▶ [Records shown]
◆ ◆ ◆ ◆ ◆

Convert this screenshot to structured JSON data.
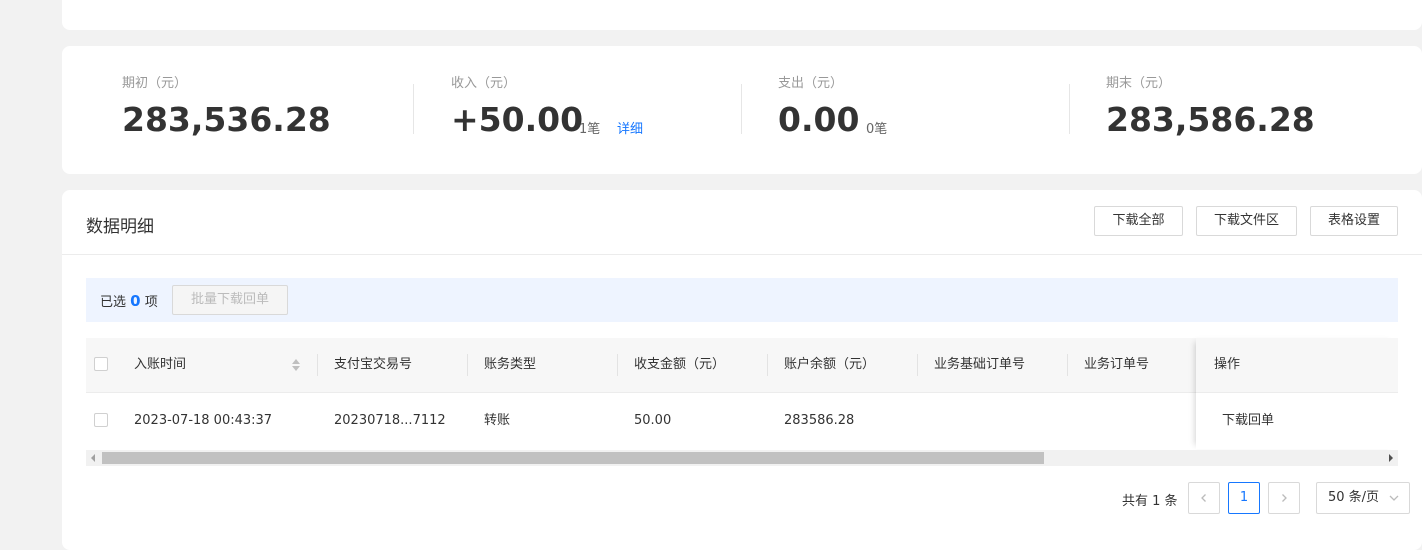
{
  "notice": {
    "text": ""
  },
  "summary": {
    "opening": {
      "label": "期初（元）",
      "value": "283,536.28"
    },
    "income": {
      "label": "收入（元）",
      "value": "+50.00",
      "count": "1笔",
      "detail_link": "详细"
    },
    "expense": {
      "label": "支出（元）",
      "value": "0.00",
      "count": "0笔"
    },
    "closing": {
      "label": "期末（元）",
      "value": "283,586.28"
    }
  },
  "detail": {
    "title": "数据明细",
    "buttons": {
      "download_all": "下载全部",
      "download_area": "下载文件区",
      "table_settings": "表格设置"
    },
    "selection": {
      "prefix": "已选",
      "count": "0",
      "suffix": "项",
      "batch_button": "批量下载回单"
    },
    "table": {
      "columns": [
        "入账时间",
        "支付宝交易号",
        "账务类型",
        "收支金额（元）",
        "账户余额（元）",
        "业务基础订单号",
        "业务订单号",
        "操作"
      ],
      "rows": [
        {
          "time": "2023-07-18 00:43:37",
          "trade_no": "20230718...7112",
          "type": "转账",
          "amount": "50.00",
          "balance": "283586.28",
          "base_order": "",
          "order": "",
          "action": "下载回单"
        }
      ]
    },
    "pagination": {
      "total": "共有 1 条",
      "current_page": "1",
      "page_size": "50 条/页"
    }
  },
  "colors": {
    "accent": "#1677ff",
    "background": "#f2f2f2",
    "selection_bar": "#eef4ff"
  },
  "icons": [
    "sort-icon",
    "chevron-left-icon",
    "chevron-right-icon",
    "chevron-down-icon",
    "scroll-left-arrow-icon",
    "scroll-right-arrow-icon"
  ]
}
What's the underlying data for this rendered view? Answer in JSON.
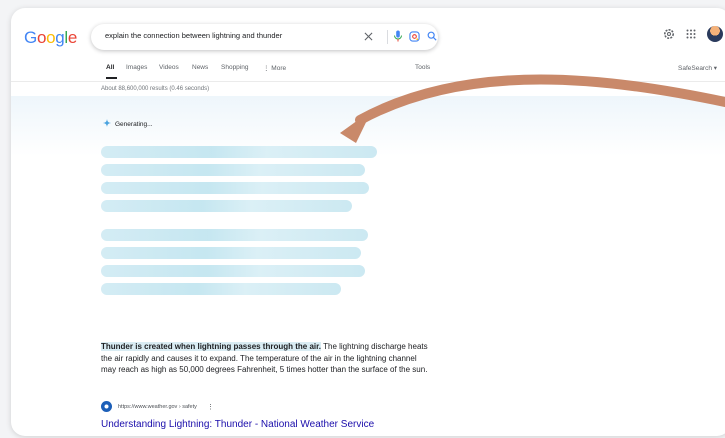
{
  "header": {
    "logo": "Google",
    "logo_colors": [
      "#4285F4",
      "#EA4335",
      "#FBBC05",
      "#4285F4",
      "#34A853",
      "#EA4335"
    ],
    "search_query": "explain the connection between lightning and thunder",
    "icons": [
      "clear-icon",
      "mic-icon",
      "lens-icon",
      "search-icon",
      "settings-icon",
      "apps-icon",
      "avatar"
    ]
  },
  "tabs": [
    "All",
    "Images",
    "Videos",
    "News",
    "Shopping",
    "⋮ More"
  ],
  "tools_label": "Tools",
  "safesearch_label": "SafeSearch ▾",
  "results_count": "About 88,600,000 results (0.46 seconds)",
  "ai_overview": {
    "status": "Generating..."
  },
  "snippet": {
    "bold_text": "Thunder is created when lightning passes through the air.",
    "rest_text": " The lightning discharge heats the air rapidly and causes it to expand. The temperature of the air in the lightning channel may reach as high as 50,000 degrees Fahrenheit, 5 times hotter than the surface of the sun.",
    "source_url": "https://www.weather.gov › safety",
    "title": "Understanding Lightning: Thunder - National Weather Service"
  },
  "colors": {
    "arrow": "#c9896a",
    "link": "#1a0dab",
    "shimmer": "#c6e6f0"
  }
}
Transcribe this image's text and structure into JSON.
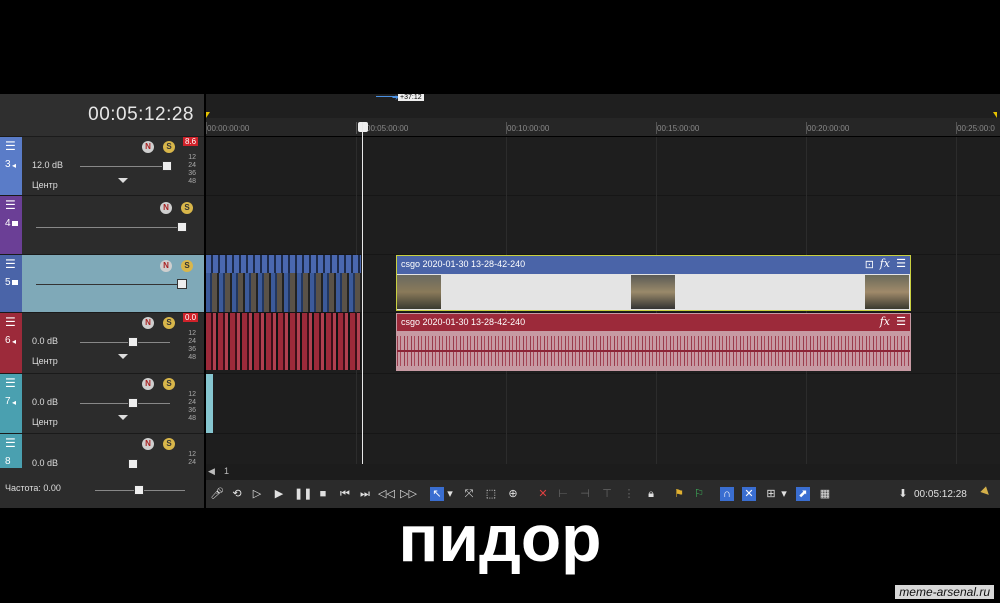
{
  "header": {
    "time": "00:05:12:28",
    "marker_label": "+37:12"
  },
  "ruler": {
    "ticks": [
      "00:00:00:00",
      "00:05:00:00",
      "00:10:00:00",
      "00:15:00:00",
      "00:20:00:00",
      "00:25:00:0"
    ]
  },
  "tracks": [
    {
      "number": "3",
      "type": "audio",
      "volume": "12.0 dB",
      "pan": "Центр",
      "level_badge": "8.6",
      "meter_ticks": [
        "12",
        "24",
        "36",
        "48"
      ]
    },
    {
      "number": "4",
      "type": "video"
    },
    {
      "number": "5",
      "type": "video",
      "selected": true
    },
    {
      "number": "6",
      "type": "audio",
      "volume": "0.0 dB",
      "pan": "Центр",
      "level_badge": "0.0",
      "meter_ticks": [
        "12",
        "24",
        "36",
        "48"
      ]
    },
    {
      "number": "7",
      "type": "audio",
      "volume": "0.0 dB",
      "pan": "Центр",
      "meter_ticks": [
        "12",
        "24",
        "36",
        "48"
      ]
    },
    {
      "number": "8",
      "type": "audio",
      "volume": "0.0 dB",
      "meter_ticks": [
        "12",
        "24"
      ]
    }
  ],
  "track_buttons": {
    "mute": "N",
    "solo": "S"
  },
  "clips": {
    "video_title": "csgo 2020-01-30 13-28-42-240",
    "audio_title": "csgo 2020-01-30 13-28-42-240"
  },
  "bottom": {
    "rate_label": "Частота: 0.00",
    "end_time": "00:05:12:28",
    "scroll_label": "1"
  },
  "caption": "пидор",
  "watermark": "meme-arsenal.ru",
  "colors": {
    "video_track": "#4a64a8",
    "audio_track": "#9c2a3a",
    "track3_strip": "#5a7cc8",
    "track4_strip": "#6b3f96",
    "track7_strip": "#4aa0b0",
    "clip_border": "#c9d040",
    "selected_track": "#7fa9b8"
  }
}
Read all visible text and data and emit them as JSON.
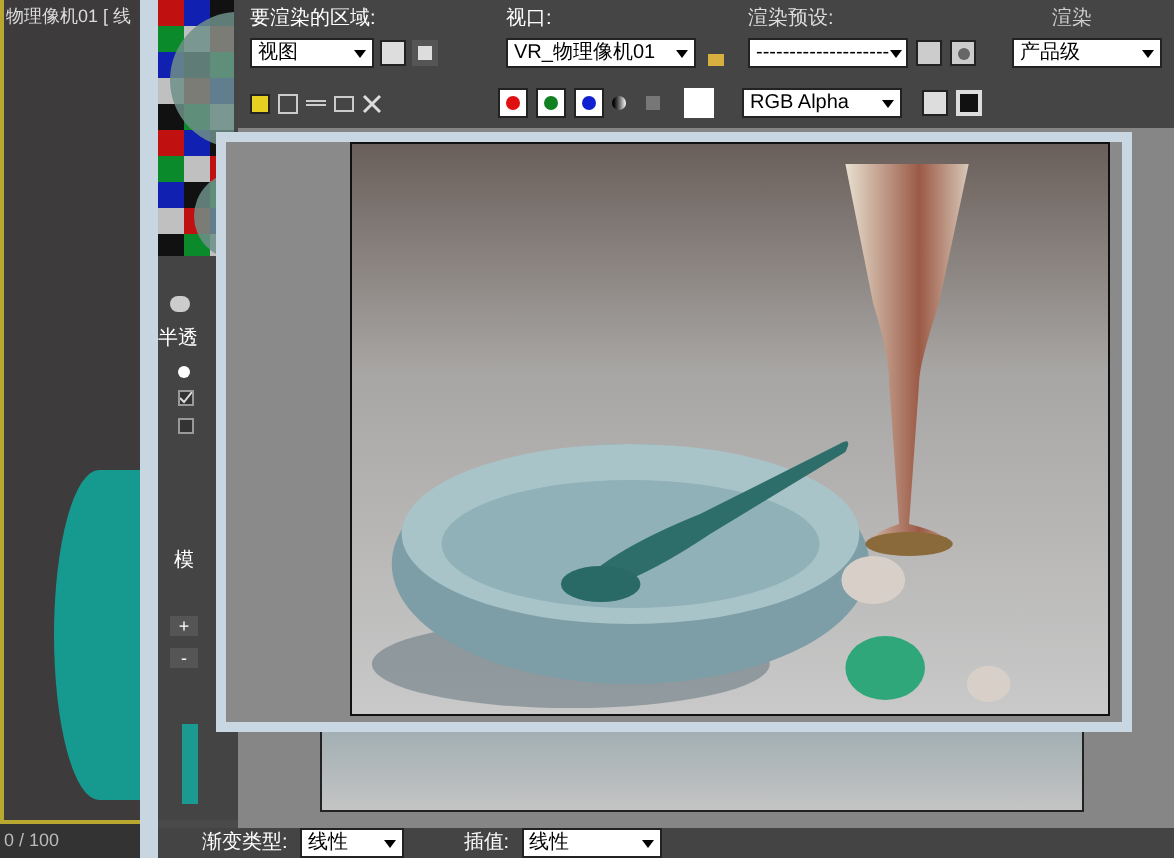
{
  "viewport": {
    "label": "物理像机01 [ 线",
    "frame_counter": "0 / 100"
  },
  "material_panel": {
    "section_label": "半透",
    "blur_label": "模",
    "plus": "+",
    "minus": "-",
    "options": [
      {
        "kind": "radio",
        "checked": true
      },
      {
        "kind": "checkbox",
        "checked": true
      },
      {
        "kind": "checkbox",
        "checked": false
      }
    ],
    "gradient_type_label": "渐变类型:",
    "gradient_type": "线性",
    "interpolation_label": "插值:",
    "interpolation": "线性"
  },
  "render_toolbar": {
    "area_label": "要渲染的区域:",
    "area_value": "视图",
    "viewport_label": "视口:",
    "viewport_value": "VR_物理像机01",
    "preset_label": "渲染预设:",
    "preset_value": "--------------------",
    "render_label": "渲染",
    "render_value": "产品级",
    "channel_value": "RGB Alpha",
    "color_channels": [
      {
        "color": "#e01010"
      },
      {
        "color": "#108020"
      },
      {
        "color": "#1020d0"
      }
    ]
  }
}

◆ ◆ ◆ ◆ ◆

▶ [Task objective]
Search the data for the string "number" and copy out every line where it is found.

▶ [Response below]
      "number": "3",
      "number": "4",
      "number": "5",
      "number": "6",
      "number": "7",
      "number": "8",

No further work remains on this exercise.